Just as they try to justify it by continuing the cycle as they arrange for their own sons’ circumcisions (often as “sacrificing one’s son to God”; looking at you, Ben Shapiro…you too, Jordan), those that have sacrificed in other ways seem to want the cycle to continue, all in the name of social norms, the common good, culture, tradition, selflessness, and whatever other justification they can scrounge for. To add to that, we praise male sacrifice so much in any given context that one wonders why so many men commit suicide!
Jordan Peterson is a type of individualist thinker that well understands the perils of collectivism. I’m still thankful that such a voice has found the publicity it did. It is precisely that which makes me even more disappointed with his enthusiasm towards the idea of sacrifice. In my opinion, the individual and sacrifice are incompatible, and I don’t think that advocating for sacrifice is ultimately the best way to advocate for men’s identity and direction, in the capacity that he actually does.
In Peterson’s 2017 lecture for his book Maps of Meaning he goes as far as to say “You don’t get to not make (a sacrifice). You’re sacrificial whether you want to be or not”. If you aren’t one of the many undergoing the conceited high from aspiring to self-sacrifice as a means to maturity, you’d actually see this message for what it is: damning. Childhood is dismissed as mere potentiality to be sacrificed in order to attain adulthood, ignoring the fact that an adult without a healthy puer to serve as his essential core is only a life of drudgery beholden to society…usually women that Peterson always assumes wants to “grow up” in contrast to presumably childish idiot men who have “failed to launch”.

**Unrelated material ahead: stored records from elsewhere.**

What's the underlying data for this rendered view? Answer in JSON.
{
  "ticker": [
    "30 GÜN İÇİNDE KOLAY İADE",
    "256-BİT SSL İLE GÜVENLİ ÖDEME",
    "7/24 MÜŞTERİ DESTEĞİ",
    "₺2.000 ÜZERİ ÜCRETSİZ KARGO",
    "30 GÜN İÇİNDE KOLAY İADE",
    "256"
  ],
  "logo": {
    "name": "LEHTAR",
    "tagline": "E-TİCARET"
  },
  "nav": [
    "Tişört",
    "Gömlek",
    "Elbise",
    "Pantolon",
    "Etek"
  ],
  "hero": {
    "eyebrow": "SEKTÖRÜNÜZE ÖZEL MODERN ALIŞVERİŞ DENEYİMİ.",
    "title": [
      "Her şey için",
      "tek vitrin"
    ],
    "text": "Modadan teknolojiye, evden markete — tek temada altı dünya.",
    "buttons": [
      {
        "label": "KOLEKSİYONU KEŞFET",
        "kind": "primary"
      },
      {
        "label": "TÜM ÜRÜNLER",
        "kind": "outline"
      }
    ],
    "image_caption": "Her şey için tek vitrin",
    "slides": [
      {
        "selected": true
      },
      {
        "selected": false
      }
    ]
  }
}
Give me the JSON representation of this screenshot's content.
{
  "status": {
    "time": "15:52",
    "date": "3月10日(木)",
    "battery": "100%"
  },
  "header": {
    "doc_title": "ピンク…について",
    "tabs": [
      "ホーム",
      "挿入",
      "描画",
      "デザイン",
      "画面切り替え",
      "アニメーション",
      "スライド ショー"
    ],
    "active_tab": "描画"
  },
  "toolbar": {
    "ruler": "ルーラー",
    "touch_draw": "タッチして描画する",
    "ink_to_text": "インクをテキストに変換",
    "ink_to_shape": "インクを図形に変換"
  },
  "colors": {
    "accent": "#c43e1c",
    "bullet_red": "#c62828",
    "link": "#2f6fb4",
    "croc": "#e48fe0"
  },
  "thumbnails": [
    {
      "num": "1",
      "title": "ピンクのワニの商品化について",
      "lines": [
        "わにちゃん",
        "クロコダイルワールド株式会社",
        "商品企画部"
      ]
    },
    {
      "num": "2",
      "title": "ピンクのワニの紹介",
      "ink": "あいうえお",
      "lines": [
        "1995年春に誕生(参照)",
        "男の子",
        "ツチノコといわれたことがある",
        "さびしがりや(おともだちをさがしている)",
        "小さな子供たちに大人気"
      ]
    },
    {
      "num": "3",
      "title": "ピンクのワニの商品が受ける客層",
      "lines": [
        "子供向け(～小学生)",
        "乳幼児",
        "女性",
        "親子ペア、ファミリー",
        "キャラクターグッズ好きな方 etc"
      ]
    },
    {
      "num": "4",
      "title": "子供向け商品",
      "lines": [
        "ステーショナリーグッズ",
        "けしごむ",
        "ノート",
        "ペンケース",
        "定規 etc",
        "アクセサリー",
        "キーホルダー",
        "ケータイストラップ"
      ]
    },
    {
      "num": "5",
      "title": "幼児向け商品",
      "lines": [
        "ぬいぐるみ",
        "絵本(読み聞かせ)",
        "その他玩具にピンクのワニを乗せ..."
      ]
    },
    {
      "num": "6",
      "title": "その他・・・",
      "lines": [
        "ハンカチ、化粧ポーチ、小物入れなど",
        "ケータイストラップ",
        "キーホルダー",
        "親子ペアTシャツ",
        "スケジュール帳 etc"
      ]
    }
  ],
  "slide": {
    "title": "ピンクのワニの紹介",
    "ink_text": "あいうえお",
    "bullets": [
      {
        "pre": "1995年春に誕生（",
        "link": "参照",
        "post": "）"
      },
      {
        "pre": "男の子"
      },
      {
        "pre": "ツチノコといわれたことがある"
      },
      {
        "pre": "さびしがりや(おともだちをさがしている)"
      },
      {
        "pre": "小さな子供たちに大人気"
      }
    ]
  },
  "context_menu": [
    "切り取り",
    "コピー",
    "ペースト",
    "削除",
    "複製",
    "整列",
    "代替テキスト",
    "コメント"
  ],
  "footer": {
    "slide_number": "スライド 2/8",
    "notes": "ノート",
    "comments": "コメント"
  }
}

It appears to me that society’s confusion when it comes to the idea of sacrifice is has become exacerbated with this new context, and I must disagree as respectfully as I can with Peterson here and try to make it clear what I’ve discovered to be the actual nature of sacrifice. It’s time to expose the truth about your “damn” sacrifice.
[To be continued in Part 2]
Rand, Ayn, Atlas Shrugged. Random House, 1957.
Rand, Ayn, The Virtue of Selfishness. New American Library, 1964.
[Also, once again, eternal thanks to Peter Wright of Gynocentrism.com for his insight and feedback during the writing for this series of essays.]
[Featured image screenshot from Jordan Peterson’s 2017 lecture of his book Maps of Meaning]
Original Story on AVFM
Author: Vernon Meigs
These stories are from AVoiceForMen.com.